Stored entries
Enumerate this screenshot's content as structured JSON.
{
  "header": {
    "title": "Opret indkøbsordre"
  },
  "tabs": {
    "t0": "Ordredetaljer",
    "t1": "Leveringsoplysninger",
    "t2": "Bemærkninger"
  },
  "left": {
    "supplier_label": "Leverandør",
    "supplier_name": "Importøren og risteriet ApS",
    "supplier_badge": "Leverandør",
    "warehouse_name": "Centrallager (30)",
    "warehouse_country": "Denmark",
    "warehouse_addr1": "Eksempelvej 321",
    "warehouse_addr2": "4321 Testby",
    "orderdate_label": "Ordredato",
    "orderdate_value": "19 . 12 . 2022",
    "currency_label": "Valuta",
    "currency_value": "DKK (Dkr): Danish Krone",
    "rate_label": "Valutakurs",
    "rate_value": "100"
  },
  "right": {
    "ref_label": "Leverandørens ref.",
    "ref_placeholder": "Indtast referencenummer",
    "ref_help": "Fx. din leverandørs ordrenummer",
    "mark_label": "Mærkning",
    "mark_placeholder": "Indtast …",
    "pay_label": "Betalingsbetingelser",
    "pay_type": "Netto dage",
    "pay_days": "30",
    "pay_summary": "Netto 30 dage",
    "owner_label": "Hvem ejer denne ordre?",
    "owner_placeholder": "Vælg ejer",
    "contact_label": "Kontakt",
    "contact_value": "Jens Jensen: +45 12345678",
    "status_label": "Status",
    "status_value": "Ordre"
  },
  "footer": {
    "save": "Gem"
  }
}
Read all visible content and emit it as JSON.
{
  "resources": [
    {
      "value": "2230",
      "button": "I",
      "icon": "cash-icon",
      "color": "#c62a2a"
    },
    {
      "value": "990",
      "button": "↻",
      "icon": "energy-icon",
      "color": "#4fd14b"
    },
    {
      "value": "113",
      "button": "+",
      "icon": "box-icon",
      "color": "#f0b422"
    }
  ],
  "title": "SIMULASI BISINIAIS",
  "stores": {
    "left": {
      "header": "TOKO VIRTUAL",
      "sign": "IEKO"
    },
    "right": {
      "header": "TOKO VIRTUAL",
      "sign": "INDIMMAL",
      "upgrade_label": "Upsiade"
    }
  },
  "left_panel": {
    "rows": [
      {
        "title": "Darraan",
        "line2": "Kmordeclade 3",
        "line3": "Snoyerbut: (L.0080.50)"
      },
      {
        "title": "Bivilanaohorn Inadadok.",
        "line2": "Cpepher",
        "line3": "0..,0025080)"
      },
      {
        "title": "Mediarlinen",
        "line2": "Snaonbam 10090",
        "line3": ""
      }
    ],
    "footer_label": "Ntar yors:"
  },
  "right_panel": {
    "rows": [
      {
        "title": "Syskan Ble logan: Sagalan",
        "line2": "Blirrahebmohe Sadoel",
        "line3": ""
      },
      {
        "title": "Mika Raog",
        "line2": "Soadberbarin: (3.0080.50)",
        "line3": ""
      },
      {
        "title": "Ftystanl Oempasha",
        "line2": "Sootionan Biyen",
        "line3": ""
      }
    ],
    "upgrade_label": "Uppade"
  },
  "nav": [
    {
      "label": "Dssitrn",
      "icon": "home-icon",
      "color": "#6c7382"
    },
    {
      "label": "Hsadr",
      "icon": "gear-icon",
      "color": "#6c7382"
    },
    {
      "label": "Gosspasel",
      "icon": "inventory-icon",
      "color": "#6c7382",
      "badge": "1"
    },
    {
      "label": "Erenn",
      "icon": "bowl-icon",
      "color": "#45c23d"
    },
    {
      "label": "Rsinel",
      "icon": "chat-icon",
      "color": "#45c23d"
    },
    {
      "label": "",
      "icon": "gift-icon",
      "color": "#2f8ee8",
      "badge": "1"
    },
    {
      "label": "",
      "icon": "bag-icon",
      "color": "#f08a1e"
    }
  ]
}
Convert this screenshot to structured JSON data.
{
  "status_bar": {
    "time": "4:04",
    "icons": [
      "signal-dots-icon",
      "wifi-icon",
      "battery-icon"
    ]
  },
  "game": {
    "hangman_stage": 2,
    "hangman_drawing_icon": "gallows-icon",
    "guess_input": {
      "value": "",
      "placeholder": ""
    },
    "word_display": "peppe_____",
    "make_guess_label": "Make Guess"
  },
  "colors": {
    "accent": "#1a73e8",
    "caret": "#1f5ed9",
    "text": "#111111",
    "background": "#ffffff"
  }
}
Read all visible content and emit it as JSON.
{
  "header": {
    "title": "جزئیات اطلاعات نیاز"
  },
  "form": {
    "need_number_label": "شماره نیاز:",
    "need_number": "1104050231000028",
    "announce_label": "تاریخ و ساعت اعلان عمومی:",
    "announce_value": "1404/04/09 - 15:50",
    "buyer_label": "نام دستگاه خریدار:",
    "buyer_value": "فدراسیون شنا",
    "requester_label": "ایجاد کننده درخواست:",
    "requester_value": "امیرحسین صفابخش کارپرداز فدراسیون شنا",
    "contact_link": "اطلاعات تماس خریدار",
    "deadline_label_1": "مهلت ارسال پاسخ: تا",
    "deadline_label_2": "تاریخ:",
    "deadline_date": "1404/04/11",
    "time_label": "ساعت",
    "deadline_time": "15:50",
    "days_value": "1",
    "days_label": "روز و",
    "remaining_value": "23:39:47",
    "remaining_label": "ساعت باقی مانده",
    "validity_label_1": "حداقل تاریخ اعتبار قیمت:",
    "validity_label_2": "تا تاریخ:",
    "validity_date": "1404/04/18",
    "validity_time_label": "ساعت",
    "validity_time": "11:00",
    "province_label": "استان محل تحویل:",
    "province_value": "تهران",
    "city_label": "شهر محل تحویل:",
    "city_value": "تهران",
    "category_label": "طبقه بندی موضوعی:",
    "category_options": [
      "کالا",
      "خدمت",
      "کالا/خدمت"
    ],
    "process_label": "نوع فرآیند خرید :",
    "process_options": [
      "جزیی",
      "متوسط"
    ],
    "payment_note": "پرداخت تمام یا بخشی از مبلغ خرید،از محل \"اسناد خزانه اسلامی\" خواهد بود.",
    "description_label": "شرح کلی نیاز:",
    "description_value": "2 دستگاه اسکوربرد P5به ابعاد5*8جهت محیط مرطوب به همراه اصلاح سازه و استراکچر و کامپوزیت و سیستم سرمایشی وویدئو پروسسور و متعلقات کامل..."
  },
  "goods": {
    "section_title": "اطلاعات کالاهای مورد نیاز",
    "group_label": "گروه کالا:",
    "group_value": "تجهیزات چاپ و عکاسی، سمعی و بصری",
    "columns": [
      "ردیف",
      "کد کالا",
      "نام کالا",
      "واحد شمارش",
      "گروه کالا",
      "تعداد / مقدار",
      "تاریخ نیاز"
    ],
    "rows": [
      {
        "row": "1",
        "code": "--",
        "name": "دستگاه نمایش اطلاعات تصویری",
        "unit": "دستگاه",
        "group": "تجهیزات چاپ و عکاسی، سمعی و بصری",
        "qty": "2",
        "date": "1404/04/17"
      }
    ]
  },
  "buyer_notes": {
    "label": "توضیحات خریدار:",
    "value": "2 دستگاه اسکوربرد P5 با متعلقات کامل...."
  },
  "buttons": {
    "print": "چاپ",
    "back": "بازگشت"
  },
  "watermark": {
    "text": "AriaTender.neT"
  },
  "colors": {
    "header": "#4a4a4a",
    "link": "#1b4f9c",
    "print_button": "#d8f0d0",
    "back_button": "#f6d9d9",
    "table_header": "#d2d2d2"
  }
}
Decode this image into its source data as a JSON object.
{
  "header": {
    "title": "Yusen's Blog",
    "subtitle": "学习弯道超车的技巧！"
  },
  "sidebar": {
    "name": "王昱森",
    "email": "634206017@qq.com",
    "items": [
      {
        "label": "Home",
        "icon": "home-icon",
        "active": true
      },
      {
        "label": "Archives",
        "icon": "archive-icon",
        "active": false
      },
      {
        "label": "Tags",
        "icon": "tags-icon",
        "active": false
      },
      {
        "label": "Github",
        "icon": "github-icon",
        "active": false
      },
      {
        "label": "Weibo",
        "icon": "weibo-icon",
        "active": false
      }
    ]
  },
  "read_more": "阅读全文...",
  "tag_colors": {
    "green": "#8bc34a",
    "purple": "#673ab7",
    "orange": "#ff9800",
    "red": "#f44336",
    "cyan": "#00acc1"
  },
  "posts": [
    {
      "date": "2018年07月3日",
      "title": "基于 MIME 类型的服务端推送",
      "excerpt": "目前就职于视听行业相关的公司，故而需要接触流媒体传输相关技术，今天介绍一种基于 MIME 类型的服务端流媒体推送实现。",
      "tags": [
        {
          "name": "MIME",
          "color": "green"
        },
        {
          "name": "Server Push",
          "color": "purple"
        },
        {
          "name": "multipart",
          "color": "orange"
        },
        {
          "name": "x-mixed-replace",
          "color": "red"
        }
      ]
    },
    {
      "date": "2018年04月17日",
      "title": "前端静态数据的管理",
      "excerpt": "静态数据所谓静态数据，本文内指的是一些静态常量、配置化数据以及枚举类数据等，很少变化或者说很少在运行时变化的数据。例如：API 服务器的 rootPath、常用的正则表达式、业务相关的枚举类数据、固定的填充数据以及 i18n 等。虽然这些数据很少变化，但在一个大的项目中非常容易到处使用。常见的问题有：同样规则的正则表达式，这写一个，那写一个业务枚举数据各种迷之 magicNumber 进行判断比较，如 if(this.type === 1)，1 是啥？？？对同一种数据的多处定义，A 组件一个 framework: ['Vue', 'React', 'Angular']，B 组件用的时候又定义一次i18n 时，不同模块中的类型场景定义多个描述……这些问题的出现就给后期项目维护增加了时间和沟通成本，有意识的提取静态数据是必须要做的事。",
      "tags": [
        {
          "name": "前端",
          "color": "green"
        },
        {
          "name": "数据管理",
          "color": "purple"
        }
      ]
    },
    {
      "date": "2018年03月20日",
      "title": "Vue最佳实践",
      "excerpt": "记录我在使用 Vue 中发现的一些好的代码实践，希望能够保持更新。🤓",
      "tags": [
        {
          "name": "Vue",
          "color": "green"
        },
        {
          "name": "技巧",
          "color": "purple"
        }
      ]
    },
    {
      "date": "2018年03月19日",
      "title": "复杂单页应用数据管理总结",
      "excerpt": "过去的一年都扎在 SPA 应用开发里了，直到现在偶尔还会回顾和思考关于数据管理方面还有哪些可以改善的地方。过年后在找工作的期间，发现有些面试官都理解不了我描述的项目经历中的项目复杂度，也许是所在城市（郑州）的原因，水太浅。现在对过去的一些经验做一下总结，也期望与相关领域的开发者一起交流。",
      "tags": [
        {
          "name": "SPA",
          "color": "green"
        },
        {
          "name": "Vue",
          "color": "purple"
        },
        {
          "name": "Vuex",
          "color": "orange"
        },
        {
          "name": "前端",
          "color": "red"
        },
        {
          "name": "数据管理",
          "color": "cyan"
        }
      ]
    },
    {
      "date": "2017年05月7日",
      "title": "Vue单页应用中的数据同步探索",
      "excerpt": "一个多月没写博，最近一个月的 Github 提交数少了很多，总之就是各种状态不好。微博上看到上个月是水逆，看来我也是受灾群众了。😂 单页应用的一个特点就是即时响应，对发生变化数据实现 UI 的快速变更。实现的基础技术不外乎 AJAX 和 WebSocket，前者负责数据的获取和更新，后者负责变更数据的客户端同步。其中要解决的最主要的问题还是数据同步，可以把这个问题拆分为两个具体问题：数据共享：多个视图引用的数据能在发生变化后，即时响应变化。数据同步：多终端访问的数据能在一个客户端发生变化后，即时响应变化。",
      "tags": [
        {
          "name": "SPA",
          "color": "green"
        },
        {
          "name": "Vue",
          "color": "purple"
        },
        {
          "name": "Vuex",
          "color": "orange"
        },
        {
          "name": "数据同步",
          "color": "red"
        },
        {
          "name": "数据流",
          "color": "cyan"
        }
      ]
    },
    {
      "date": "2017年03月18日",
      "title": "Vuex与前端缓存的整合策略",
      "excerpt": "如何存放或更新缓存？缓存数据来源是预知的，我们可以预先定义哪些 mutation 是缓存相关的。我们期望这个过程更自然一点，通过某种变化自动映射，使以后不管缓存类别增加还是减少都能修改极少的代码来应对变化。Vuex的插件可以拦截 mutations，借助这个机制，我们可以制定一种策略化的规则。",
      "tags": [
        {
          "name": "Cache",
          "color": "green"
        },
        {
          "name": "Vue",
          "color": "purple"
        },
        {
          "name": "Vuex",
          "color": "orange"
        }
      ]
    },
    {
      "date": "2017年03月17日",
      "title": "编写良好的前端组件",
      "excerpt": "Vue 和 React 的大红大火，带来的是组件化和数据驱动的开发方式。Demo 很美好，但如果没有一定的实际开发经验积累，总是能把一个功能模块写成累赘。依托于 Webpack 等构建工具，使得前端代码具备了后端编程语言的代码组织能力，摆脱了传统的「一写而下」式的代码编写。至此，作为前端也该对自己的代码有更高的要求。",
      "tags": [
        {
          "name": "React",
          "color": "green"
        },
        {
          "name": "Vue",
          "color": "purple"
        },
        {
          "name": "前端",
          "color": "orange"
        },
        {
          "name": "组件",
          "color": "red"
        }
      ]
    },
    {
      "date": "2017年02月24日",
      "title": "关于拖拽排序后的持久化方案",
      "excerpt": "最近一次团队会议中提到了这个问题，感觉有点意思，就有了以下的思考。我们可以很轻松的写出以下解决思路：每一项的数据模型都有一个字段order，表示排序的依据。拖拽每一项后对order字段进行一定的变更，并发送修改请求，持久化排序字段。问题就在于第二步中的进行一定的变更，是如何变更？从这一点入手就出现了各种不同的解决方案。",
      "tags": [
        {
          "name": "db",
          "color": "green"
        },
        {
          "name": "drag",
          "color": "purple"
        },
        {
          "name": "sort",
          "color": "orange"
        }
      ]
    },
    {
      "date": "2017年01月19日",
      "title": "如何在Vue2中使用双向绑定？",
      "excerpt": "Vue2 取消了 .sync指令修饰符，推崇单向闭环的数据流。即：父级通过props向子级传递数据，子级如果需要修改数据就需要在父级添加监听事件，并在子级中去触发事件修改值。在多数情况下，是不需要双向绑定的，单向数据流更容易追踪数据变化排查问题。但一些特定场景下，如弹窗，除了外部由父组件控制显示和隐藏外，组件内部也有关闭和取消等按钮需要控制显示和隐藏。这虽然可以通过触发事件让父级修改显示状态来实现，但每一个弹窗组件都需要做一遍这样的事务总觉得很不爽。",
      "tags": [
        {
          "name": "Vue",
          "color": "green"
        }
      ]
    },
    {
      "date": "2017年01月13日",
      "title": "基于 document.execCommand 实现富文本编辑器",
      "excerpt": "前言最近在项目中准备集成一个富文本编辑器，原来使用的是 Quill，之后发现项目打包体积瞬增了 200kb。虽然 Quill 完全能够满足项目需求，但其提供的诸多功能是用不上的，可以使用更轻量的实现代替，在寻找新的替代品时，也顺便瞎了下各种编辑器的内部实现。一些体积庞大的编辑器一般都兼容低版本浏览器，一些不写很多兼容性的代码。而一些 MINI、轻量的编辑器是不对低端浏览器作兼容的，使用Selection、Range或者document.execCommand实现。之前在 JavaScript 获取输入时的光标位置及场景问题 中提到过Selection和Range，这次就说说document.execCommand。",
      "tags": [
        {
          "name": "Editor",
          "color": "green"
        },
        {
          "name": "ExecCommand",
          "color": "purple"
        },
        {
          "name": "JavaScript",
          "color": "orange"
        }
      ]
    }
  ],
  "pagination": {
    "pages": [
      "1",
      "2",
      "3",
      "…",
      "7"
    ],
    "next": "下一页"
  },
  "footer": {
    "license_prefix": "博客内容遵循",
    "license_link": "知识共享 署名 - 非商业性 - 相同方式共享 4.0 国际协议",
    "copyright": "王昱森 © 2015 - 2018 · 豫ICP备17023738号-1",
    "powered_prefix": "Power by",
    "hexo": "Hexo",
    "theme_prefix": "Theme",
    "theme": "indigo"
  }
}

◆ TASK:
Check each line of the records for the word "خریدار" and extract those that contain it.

◆ WORKED SOLUTION:
    "buyer_label": "نام دستگاه خریدار:",
    "contact_link": "اطلاعات تماس خریدار",
    "label": "توضیحات خریدار:",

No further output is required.